** Exercise goal **
Copy all lines below containing "title".
━━━
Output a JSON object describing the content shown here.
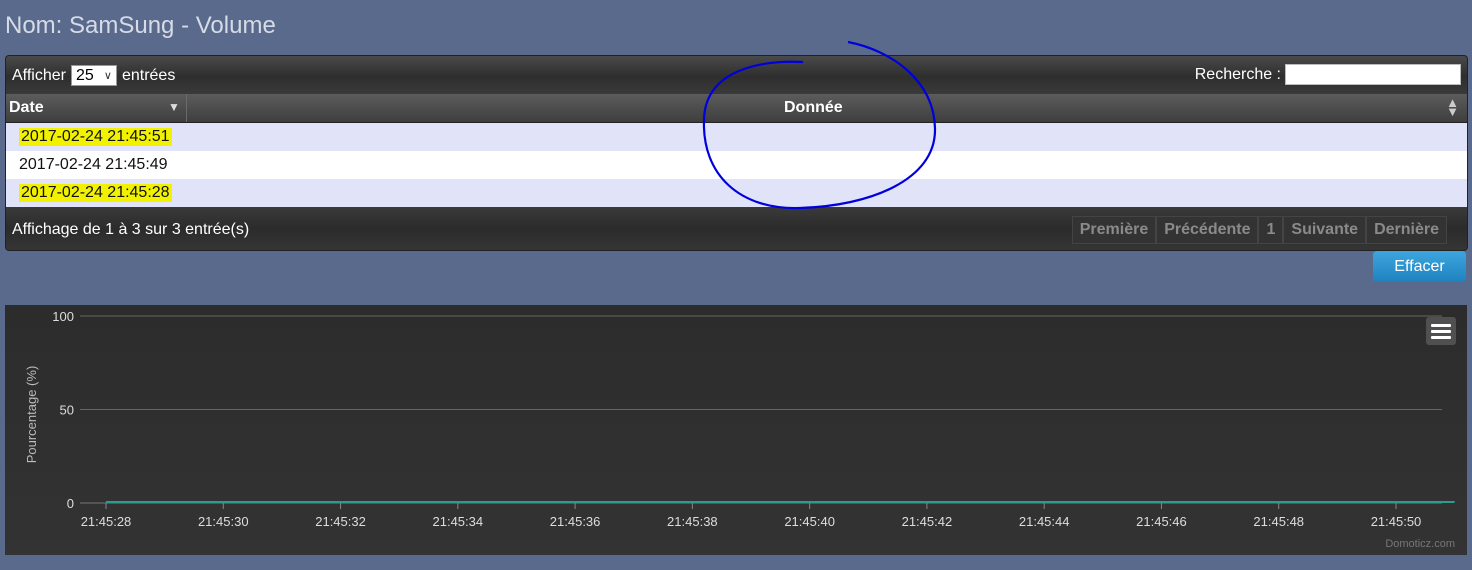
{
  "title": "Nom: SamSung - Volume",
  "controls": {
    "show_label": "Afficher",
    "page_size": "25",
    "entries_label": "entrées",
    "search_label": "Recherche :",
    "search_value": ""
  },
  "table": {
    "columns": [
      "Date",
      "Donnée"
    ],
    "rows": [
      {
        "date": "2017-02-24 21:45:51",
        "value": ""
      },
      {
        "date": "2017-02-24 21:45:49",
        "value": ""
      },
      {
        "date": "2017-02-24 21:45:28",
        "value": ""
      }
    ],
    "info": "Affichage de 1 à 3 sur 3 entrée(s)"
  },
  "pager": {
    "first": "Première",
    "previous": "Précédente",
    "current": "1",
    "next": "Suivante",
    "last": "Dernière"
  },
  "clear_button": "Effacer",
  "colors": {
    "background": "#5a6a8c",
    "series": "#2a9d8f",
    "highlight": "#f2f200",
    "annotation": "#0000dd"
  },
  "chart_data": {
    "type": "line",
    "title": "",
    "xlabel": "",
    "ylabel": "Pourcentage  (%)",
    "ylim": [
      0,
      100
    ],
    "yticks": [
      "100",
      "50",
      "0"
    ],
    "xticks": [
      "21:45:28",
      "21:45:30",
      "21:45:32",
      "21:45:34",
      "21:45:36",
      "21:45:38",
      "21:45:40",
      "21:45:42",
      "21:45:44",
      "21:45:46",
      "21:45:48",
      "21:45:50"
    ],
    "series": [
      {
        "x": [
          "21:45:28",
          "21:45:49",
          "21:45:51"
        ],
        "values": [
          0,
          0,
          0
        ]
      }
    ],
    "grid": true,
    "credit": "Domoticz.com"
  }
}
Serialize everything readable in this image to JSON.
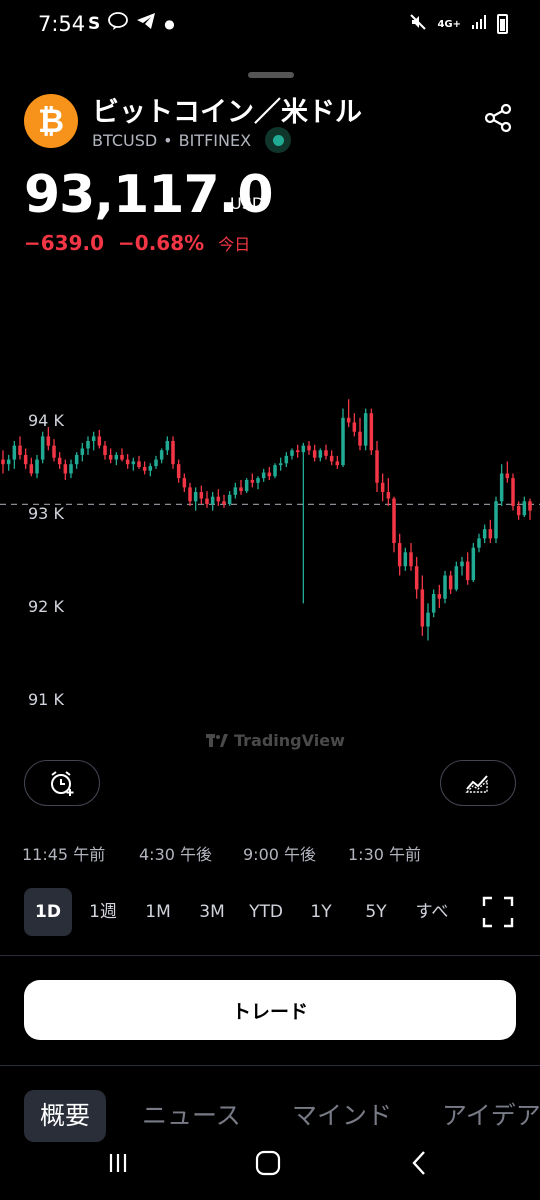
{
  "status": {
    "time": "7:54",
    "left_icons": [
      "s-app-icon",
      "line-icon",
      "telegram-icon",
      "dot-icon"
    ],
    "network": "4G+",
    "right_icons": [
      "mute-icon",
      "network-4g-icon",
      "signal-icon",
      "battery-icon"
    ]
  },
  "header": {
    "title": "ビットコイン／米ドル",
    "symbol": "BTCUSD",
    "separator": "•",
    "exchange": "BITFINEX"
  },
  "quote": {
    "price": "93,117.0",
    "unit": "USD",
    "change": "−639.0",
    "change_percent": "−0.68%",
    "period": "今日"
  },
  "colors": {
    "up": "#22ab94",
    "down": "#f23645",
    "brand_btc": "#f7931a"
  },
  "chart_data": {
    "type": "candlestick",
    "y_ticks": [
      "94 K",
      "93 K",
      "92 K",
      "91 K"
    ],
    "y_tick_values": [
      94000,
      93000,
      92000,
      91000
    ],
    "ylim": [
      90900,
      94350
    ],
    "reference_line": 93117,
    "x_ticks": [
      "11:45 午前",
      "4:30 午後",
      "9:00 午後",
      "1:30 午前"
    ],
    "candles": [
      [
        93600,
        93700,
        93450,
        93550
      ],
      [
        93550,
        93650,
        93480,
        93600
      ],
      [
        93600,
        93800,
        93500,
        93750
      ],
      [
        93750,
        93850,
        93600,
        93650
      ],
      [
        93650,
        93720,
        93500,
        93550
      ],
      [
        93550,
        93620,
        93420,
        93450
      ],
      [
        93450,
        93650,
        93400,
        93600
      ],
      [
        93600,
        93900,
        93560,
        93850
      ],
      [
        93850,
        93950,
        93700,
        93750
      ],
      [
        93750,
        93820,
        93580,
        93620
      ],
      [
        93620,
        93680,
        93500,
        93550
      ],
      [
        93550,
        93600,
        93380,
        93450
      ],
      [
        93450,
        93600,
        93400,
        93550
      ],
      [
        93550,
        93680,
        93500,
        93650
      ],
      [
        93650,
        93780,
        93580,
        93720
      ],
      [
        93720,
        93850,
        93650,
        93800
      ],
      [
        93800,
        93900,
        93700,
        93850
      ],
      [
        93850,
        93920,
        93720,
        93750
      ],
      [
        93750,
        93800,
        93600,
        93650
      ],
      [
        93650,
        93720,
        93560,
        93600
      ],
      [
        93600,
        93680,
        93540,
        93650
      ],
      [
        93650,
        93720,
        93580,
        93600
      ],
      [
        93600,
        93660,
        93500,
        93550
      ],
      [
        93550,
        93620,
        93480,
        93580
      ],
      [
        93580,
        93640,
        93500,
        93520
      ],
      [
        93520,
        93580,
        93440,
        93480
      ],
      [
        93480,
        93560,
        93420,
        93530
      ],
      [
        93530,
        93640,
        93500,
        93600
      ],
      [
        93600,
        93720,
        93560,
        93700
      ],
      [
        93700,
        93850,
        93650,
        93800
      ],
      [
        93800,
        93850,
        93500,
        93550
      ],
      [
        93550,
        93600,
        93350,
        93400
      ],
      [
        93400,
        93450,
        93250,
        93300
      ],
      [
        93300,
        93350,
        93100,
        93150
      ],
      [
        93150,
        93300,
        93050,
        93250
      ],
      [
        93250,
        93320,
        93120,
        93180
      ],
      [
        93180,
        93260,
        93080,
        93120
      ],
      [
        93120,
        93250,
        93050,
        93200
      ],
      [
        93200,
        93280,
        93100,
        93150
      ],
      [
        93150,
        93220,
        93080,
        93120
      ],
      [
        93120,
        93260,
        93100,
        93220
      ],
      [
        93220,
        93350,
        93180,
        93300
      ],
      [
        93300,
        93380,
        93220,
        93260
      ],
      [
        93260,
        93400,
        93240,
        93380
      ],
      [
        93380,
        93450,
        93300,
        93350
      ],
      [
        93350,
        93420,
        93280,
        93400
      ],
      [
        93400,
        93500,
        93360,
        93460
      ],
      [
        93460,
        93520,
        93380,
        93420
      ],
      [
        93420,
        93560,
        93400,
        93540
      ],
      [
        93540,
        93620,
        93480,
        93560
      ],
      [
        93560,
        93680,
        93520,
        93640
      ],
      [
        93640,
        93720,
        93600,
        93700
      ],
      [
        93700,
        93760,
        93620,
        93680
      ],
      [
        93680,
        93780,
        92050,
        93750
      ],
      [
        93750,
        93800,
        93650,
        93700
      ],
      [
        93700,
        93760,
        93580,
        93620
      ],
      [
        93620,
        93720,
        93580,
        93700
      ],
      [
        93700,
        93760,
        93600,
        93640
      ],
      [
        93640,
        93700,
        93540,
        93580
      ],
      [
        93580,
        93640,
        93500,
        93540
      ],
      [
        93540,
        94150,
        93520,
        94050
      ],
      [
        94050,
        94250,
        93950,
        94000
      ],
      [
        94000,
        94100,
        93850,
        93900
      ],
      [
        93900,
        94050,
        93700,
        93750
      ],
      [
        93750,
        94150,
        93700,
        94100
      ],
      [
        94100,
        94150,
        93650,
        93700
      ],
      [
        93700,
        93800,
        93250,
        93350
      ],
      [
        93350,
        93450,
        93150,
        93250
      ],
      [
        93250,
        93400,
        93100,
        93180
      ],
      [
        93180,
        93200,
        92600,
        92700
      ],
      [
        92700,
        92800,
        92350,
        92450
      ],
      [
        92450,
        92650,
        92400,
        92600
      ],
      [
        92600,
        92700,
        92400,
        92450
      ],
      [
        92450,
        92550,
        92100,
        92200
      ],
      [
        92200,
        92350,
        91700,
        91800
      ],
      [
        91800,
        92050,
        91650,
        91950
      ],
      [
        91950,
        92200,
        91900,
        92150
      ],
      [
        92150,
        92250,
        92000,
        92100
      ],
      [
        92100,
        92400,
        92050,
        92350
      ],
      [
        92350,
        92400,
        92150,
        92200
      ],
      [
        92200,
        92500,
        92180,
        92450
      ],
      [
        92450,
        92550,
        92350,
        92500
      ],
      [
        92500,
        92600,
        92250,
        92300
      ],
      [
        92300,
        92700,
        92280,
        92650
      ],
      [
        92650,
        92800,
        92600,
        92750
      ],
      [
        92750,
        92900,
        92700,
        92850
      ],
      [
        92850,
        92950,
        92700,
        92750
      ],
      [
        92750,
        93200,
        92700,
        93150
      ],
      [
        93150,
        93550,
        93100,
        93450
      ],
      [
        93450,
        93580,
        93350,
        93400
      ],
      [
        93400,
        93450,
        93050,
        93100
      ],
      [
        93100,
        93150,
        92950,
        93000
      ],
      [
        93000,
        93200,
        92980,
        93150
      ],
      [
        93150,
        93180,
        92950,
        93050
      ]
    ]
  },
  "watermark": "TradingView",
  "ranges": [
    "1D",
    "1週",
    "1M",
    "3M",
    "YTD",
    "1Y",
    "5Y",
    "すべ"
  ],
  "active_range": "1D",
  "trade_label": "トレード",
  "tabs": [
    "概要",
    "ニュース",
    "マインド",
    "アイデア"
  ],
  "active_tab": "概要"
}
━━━
** Result for this task **
  "title": "Nom: SamSung - Volume",
    "title": "",
    "title": "ビットコイン／米ドル",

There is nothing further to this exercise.